What we witness today on the many privately-owned television channels of Pakistan is a plethora of mediocre stories adding fuel to commercialism. Furthermore, the talk shows do not present to the viewers any insights other than the amusement that comes in the form of debates and blame games. The guests representing various political parties do enjoy this camera time. Gimmicks to gain viewership, earn money, and elevate ratings have reduced the value of the content that was once adorned. The downfall became evident ever since glamor and show business began to overshadow the realities of life.
The same trend can be seen in print media. Even though the glamor and show businesses are discussed and shared in newspapers and magazine, it has avenues to discuss life’s important aspects that develop personality and broaden the mental horizon. There are certain newspapers and magazines – being circulated physically or being subscribed online and available free-of-cost over the internet that shares such content thereby sending readers into introspection. This element is missing from the content that is aired on television channels. There are only a handful of programs being aired on Pakistan’s electronic media that give rise to curiosity among the viewers. Otherwise, all programs are mere money magnets for television networks.
Content is the most important element for any media outlet, be it print, electronic or digital media.

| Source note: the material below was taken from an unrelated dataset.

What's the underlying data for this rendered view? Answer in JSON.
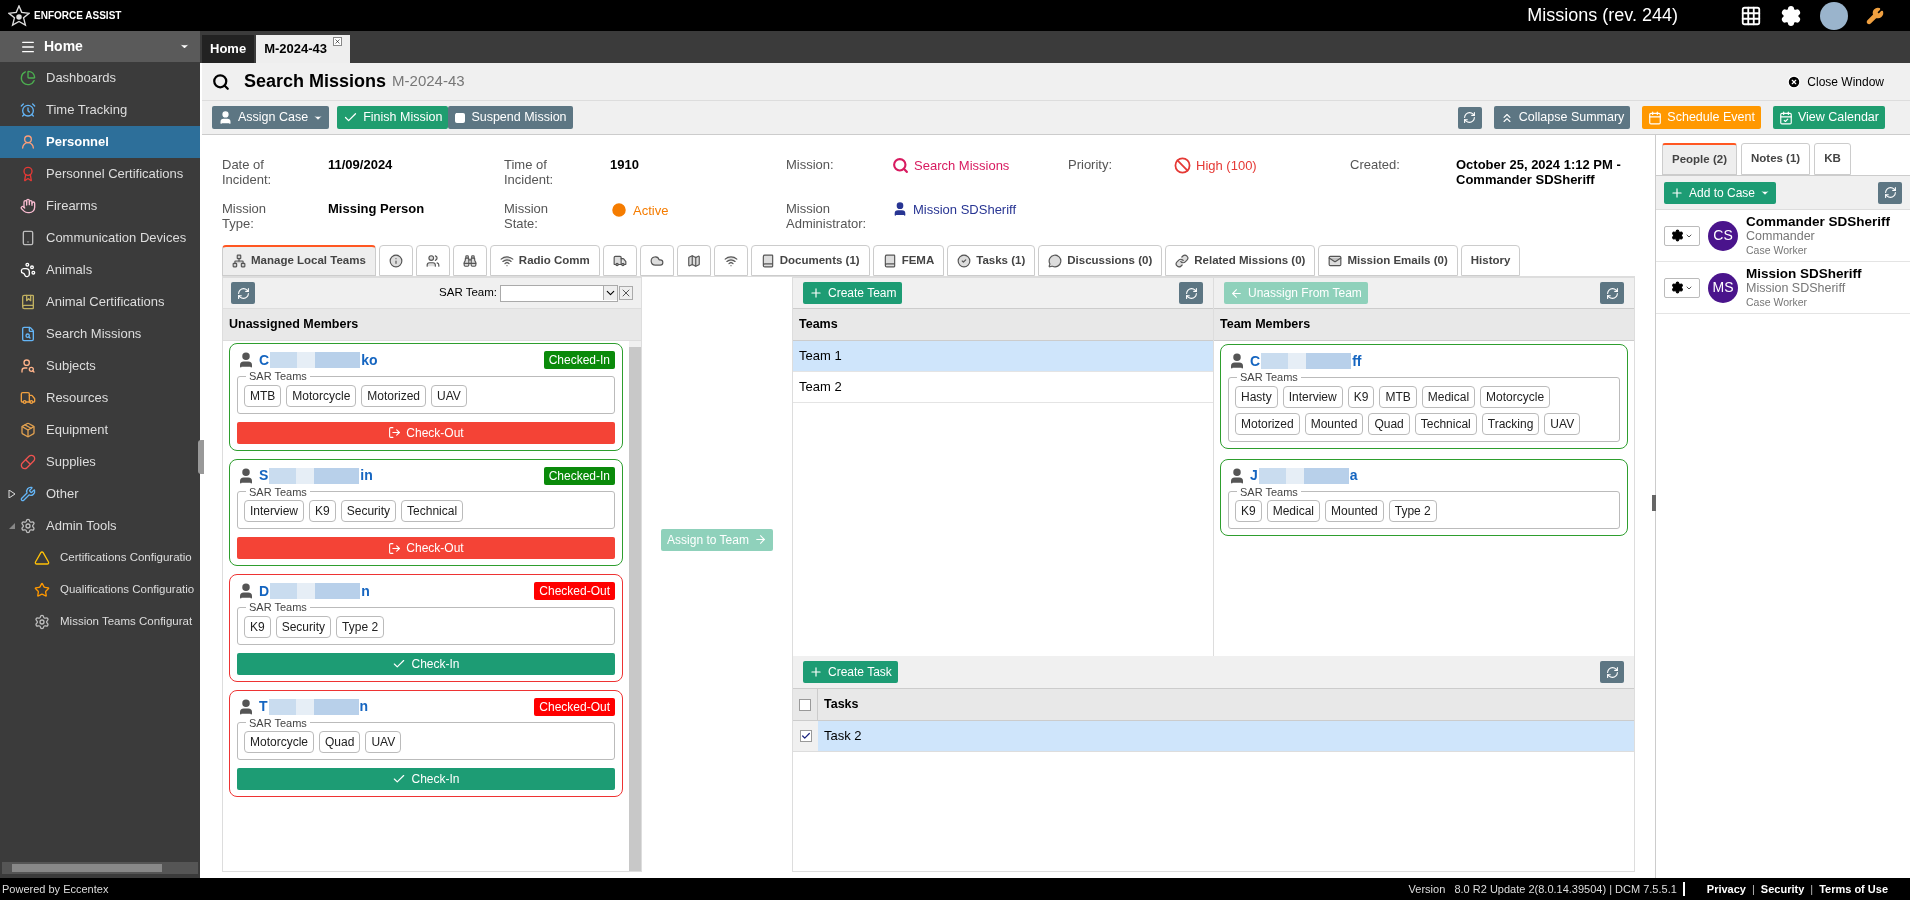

We may remember the programs aired on PTV during the 1980s to 1990s. Whether they were sitcoms, dramas, or talk shows, they highlighted social issues, provided healthy entertainment, and were watched with the entire family. Furthermore, one can remember how well articulated were the scripts of such shows.
There was cleanliness in how the dialogues were written and delivered. There was conviction in how the actors played these characters. The streets of Karachi and Lahore would give a deserted look when these dramas were aired. Such classic dramas include Hawa Ki Beti, Tanhaiyaan, Sona Chandi, Andhera Ujala, Chand Grahan, Nangay Paoun, Dhuan, Kasak, Dasht, Sitara aur Mehrunnisa, and the weekly Teletheatre. The viewers will also remember Shoaib Mansoor’s Alpha Bravo Charlie. Furthermore, Ainak Wala Jin was a children’s show that now only entertaining it also encouraged the young viewers to follow life’s moral values.
It is also unfortunate that the scriptwriters of today are following a trend whereby to create controversy in the characters’ lives and stir sensationalism among the viewers. One remembers that the dramas aired during the 1990s or even before that had dialogues that made a profound impact on the viewers.
Our TV drama industry once had such legends whose words stirred magic. Including these are Anwar Masood, Amjad Islam Amjad, Shoaib Mansoor, Bano Qudsia, Fatima Surraiya Bajjiya, Hasina Moin, Ashfaque Ahmed among others. Today, such writers who encourage the promotion of melodramas have overshadowed the industry. The sitcoms too have lost their touch.
During the golden days of Pakistan Television, there were such classic comedy shows as Kaliyan, Guest House, Studio Dhai, and Fifty Fifty. It is demoralizing to witness how the content decayed over the last few decades. It seems as if the essence and the spirit of our media have been lost. This was done only to earn ratings. While the content is king and it must be developed in a way to enlighten the audience, the content being produced today is far from being memorable.